* GOAL OF THE EXERCISE
Would you please copy every line below that includes the string "section"?

* AVAILABLE RECORDS
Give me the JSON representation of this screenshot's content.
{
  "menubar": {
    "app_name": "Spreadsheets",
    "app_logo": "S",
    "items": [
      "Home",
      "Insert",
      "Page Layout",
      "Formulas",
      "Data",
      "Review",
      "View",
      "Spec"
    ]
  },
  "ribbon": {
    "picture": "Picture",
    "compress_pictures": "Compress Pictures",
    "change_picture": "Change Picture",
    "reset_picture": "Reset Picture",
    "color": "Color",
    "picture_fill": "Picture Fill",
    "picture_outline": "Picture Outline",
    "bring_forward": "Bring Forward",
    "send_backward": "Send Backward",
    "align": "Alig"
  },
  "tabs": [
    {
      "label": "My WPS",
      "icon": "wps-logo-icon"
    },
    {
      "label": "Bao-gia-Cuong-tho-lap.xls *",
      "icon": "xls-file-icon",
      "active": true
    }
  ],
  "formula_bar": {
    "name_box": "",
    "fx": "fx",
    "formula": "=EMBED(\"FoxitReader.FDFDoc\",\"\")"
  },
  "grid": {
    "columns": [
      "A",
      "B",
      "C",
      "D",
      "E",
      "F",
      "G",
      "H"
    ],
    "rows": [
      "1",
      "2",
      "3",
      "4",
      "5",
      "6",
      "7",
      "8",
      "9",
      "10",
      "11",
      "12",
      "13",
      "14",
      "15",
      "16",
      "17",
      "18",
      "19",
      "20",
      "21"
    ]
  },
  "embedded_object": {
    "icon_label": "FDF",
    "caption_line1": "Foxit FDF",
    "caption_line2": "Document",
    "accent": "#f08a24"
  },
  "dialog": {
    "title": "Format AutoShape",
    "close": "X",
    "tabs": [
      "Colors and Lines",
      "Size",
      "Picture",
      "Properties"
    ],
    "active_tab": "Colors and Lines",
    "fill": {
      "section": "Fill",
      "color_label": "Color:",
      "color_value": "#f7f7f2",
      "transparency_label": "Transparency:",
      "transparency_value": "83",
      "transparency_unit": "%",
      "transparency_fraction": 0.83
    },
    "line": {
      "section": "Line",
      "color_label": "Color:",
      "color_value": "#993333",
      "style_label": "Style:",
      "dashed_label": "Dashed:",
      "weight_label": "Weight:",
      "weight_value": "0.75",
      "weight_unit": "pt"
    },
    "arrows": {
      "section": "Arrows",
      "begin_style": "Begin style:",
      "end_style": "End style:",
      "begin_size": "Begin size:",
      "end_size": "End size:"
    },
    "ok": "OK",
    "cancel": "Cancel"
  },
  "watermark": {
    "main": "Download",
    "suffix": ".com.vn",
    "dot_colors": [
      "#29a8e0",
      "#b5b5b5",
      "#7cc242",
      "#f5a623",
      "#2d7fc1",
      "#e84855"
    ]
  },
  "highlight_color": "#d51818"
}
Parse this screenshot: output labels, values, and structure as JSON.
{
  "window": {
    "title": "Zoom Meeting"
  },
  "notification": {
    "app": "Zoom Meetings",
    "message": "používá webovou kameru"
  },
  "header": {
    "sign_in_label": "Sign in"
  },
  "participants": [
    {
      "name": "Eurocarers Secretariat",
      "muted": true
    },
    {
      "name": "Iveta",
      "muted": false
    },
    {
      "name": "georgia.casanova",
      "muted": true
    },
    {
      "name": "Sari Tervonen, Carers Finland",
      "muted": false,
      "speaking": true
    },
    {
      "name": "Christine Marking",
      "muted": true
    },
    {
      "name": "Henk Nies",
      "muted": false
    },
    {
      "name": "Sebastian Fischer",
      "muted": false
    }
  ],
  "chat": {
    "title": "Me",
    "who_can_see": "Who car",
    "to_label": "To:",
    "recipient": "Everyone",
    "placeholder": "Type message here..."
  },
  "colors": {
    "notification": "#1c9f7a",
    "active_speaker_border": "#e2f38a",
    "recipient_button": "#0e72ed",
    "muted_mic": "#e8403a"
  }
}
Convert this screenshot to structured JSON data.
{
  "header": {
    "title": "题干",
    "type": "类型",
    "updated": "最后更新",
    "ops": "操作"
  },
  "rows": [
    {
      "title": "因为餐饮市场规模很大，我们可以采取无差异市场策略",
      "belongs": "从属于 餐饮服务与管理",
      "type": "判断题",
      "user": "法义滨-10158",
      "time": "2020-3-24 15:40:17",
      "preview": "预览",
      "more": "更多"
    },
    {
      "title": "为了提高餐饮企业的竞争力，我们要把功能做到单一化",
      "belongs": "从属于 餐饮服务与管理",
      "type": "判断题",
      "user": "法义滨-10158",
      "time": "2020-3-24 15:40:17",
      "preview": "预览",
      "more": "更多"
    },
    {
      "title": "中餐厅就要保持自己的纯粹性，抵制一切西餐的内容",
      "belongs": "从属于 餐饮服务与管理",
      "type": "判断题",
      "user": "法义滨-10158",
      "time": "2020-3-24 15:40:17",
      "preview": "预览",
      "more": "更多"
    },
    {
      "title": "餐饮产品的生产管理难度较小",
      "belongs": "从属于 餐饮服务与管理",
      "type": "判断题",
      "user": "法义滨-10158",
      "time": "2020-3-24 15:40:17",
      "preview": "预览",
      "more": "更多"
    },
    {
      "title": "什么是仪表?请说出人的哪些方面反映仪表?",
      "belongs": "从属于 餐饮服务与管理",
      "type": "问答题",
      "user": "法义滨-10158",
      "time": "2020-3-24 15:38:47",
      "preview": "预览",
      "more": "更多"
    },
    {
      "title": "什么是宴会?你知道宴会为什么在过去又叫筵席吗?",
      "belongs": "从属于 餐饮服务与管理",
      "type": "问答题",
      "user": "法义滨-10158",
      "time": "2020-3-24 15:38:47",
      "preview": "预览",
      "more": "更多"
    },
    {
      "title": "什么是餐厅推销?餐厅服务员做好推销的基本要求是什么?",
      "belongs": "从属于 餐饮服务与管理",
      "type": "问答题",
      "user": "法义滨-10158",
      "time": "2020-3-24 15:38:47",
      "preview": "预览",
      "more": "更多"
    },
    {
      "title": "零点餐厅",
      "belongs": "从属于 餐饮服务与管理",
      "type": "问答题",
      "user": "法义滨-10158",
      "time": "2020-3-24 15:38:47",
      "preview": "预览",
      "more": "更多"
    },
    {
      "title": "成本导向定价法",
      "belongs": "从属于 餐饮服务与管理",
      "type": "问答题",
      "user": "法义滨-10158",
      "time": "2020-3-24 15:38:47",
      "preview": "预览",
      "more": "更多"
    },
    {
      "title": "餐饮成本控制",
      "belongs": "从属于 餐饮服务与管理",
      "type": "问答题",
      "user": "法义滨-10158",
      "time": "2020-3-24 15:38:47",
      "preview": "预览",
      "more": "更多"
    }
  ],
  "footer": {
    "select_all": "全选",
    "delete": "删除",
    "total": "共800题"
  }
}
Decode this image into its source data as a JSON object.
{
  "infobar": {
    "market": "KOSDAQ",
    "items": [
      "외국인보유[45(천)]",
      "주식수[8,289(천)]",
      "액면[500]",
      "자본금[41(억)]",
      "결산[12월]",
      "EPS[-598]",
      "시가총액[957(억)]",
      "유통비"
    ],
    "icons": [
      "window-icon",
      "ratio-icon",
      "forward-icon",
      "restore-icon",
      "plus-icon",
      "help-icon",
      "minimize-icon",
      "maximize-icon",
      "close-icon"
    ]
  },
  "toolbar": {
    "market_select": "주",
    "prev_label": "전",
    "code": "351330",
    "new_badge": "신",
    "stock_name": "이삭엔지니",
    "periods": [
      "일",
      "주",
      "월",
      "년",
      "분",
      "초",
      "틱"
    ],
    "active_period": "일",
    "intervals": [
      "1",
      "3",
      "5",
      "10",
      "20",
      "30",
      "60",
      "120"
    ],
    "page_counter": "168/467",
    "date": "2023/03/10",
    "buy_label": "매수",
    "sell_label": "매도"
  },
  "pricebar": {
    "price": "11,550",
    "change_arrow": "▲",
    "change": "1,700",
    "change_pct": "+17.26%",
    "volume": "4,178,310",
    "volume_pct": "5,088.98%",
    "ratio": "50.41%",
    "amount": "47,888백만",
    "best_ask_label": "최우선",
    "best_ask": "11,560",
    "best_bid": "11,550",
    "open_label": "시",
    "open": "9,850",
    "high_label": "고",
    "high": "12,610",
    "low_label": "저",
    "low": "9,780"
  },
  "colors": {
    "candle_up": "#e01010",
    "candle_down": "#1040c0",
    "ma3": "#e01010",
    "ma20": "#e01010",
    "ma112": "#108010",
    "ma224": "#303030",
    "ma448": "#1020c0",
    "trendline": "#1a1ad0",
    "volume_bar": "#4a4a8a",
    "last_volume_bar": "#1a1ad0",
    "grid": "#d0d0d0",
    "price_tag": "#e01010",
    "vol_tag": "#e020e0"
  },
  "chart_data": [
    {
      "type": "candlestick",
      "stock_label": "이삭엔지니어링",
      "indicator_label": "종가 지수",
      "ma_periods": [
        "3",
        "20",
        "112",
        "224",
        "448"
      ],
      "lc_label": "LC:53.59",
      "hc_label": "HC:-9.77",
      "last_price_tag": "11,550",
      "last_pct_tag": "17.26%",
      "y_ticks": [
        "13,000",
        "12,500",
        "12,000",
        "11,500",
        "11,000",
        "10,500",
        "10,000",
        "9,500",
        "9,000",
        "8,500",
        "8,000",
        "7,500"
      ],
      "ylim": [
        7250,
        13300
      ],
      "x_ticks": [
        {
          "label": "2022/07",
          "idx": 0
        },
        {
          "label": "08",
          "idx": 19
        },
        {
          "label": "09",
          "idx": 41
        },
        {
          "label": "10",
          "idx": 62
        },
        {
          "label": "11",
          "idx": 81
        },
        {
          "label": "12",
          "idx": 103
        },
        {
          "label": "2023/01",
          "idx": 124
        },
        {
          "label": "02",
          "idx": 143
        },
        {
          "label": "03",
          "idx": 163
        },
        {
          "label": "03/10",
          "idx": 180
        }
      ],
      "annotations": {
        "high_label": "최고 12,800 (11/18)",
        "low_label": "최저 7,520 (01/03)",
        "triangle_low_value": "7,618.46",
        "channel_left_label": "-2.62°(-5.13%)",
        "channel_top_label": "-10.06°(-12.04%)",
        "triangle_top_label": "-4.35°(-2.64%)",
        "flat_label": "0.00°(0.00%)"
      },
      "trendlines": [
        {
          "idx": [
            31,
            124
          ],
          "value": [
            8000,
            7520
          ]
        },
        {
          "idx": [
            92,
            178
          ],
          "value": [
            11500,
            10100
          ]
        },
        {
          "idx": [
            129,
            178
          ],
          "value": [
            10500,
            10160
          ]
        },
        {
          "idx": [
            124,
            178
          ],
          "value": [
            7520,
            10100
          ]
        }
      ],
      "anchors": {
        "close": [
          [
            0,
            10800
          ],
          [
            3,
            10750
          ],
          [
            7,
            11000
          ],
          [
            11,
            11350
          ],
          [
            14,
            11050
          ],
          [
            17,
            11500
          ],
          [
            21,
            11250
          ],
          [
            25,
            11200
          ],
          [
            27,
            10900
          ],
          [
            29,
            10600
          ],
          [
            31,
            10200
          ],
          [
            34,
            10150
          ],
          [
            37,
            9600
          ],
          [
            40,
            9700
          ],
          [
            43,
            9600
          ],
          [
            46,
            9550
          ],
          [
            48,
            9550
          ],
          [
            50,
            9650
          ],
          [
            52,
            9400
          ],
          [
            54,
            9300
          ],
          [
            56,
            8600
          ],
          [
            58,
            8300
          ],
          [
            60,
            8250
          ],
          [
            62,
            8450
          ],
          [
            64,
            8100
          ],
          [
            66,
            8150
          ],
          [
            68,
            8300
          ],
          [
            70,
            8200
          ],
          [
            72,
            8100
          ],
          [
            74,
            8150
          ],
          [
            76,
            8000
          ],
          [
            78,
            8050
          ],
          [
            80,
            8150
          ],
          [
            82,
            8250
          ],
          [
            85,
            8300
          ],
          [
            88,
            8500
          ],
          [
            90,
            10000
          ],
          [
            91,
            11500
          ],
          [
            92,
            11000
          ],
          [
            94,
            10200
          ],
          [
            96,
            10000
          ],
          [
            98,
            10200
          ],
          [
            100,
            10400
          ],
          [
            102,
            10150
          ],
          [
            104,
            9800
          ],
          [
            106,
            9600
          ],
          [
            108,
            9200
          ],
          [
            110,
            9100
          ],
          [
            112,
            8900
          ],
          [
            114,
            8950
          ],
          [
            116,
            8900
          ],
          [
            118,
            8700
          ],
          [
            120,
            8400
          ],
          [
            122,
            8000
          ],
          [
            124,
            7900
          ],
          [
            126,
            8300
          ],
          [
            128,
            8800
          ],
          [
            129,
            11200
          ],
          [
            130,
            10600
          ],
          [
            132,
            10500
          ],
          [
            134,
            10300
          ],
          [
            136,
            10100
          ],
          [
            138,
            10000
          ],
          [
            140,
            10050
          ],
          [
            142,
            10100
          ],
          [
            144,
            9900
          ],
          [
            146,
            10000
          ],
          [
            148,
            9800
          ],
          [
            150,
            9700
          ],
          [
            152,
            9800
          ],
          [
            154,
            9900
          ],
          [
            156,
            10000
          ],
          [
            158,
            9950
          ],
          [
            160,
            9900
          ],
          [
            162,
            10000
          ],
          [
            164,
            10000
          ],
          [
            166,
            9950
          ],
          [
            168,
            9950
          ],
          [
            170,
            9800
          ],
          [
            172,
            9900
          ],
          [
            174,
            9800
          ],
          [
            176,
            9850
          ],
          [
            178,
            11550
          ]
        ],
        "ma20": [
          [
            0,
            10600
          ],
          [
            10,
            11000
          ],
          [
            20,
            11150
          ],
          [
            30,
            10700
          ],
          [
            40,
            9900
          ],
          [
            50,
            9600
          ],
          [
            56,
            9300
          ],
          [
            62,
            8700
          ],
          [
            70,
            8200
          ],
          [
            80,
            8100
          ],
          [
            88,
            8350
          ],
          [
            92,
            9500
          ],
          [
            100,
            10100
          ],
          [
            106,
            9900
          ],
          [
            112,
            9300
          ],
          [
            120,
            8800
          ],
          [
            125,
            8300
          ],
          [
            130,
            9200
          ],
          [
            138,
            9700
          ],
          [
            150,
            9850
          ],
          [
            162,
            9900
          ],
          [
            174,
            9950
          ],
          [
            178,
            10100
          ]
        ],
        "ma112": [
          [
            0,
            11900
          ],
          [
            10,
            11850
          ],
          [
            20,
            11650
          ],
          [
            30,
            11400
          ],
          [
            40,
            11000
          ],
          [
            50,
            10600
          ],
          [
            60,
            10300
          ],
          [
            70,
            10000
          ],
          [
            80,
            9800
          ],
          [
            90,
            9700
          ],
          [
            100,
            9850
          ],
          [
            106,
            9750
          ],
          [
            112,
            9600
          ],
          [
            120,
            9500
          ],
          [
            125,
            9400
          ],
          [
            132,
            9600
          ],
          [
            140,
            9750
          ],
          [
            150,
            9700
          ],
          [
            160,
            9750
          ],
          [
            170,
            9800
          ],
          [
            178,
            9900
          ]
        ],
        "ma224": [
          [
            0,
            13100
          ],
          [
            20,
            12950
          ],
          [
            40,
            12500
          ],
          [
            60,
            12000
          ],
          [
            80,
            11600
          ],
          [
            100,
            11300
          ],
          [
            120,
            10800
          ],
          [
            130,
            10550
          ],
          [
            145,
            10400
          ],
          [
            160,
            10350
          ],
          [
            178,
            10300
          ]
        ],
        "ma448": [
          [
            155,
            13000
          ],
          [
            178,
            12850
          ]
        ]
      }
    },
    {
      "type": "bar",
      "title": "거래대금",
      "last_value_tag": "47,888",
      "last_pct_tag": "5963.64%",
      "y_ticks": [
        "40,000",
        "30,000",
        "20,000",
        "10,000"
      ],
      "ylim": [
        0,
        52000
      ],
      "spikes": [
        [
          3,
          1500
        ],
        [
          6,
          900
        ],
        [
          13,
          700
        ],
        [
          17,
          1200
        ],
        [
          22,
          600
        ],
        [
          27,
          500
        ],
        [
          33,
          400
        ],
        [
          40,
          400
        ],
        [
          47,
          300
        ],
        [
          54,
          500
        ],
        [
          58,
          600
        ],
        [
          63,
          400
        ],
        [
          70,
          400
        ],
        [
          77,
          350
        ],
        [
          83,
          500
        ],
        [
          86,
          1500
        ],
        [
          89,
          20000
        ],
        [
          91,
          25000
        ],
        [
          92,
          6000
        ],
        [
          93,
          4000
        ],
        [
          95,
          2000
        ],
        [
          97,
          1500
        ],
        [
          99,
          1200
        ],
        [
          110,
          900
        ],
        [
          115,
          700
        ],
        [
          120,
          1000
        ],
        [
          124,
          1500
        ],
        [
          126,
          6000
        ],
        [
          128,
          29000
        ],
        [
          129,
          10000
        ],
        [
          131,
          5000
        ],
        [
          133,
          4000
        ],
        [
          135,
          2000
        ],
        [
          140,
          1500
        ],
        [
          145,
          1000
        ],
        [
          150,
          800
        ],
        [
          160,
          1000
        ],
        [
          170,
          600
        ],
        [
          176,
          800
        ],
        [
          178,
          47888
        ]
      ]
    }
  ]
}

* ANSWER BELOW
      "section": "Fill",
      "section": "Line",
      "section": "Arrows",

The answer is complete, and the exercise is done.